Singing hits like “Mirror,” the pop star doesn’t seem to notice how culture reflects him

That wasn’t that bad, Justin Timberlake. But unless you were one of thousands clapping and swaying at Minneapolis’ U.S. Bank Stadium at Sunday’s Super Bowl Halftime show, history will tell it was an unmitigated disaster.

Social media lit up with fans and critics desperate to out-snark each other on Timberlake’s choices for the annual romp sponsored by Pepsi, this year breaking up the death match between the New England Patriots and the Philadelphia Eagles.

“He looks like a bitcoin millionaire who just bought his way into Westworld,” one user wrote of Timberlake’s confusing wardrobe — a mix of nature prints, camouflage and leather, likely meant to reinforce the vibe of his latest album “Man of the Woods.”

“I think the takeaway here is that we have some truly excellent performers who deliver showmanship and Justin just ain’t one of them,” another Twitter user said of a set that burned through the singer’s catalogue of hits with EDM transitions.

“Also the gall of not bringing any other performers out is bananas,” they added.

Oh, but he did!

For days leading up to this year’s Super Bowl, reports said Timberlake would be performing with a hologram of the late legend Prince, whose hometown was Minneapolis. The singer’s estate quashed the rumors.

But on a massive, free-standing backdrop there he was — Prince, projected for the stadium as a recording and Timberlake sang “I Would Die 4 U.”

super bowl halftime show justin timberlake prince projection not hologram


“To honor Prince would be to respect his wishes, not to capitalize off of him for your own name. Justin Timberlake is disgusting,” an interested party shared.

Here’s what actually happened: Timberlake performed a smattering of overplayed hits (“Rock Your Body,” “Cry Me a River,” “Suit and Tie,” “SexyBack”) with some barely-known new material (“Filthy,” the first single from his new album).

He danced adequately (though perhaps he’s a little long in the tooth for some of the more abstract routines), his famous falsetto hit the right notes here and there. He pandered obscenely to the massive Super Bowl viewership by closing the set with his most saccharine hit “Can’t Stop the Feeling,” from the film “Trolls.” Judging by his hammy grin, Timberlake loved every minute of it.

He checked all the boxes that one might in a performance of this magnitude, but there’s a fundamental problem Timberlake has been avoiding lately and it manifested on stage tonight — no one knows who he is anymore, and no one really cares.

Timberlake has been promoting “Man of the Woods” in a vacuum with nary an “SNL” hosting gig or magazine cover to trumpet his return. It’s probably for the best.

The Instagram-filtered, stripped-down aesthetics of a teaser for the record — which played like an advertisement for the Ace Hotel Yellowstone Park — did not ring genuine to fans or critics.

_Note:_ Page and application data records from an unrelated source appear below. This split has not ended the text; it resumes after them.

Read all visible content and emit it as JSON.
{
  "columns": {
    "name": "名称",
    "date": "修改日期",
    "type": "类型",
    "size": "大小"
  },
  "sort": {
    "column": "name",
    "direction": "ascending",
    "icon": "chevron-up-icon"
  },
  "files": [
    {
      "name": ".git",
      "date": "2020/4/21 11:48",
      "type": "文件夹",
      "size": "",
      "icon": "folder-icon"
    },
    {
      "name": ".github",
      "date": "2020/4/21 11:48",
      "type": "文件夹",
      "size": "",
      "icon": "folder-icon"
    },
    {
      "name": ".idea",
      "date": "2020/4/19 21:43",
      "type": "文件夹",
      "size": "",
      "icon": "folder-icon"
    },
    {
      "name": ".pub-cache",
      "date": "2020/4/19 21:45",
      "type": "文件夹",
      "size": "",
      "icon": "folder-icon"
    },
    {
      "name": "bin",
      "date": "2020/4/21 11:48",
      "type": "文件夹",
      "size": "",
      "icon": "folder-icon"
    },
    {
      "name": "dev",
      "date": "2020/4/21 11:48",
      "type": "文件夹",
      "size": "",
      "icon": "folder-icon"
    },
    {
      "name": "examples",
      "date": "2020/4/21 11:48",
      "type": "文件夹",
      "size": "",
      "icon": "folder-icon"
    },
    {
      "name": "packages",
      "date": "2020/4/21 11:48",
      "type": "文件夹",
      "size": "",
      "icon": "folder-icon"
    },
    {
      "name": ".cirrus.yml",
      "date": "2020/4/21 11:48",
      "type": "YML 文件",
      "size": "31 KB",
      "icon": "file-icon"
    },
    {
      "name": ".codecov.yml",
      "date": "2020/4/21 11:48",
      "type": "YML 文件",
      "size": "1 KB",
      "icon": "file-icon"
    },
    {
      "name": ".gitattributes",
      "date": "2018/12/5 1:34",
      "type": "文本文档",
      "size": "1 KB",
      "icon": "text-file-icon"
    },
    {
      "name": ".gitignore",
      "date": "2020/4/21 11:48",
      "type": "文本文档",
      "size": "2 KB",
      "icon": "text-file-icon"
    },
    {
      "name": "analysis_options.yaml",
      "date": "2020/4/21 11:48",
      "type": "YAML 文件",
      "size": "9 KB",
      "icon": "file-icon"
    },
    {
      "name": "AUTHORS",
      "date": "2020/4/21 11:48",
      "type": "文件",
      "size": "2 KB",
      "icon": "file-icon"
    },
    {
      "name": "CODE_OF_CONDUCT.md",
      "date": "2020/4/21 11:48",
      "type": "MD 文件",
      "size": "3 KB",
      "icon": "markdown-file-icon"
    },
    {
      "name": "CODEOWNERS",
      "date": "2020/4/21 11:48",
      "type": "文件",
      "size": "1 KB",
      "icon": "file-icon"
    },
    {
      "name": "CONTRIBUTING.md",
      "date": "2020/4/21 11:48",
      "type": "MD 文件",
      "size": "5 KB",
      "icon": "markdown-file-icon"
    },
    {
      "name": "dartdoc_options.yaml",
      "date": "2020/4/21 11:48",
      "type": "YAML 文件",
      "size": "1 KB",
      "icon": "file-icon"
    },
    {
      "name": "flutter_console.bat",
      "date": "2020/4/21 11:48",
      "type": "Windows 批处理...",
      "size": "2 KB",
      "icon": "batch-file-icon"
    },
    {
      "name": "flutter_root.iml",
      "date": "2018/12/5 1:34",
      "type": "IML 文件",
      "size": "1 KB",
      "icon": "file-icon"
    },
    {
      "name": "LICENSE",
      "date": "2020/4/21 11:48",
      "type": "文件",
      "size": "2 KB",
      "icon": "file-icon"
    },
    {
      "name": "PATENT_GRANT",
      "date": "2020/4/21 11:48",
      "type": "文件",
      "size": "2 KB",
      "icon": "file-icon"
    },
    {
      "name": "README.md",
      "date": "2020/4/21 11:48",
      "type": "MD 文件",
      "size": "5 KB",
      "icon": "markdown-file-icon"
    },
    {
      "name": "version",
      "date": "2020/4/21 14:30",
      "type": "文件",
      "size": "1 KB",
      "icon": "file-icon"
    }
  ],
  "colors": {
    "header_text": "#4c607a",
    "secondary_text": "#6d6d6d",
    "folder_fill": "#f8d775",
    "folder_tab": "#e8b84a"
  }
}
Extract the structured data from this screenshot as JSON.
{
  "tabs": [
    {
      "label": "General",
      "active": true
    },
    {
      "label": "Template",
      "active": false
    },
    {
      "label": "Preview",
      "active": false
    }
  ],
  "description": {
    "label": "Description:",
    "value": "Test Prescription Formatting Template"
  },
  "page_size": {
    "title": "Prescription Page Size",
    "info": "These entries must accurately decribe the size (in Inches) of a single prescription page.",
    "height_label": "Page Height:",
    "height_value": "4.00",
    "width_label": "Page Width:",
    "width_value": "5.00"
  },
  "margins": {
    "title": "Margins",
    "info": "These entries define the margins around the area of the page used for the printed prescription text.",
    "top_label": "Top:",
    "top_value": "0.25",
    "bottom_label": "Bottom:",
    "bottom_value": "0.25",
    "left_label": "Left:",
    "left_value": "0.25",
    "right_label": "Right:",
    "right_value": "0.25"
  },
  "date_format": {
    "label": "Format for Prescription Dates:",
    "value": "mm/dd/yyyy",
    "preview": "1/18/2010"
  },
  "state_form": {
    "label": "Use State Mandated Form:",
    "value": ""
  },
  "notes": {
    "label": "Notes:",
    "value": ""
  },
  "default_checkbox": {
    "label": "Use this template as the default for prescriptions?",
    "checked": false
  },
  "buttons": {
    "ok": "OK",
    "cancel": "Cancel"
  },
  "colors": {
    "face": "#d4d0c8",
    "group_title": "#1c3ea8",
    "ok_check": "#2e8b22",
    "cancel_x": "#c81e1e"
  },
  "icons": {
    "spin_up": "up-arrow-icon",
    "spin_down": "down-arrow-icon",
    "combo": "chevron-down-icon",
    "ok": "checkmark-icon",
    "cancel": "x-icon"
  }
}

The concept was the subject of a beautiful hatchet job by BuzzFeed, which accused Timberlake of retreating into a space of uncomplicated white masculinity and wealth. The Daily Beast slogged it as an “incredibly shallow vanity project” inspired by a few listens to Bon Iver.

He’s been unfazed by the criticism or, at very least, hasn’t addressed it. That’s a fate that may be unavoidable now as immediate sentiment proves he failed on Sunday.

Before the stomach-turning pep of “Can’t Stop the Feeling,” Timberlake used a large orchestral section and dozens of massive mirror fragments to perform his ballad “Mirrors.”

“If you ever feel alone and the glare makes me hard to find /Just know that I’m always parallel on the other side,” he sang.

Timberlake might need to dust off that mirror and take a closer look.

This year’s halftime show was produced by Ricky Kirshner, who has handled previous efforts by Beyoncé, Madonna Lady Gaga, Katy Perry and Bruno Mars.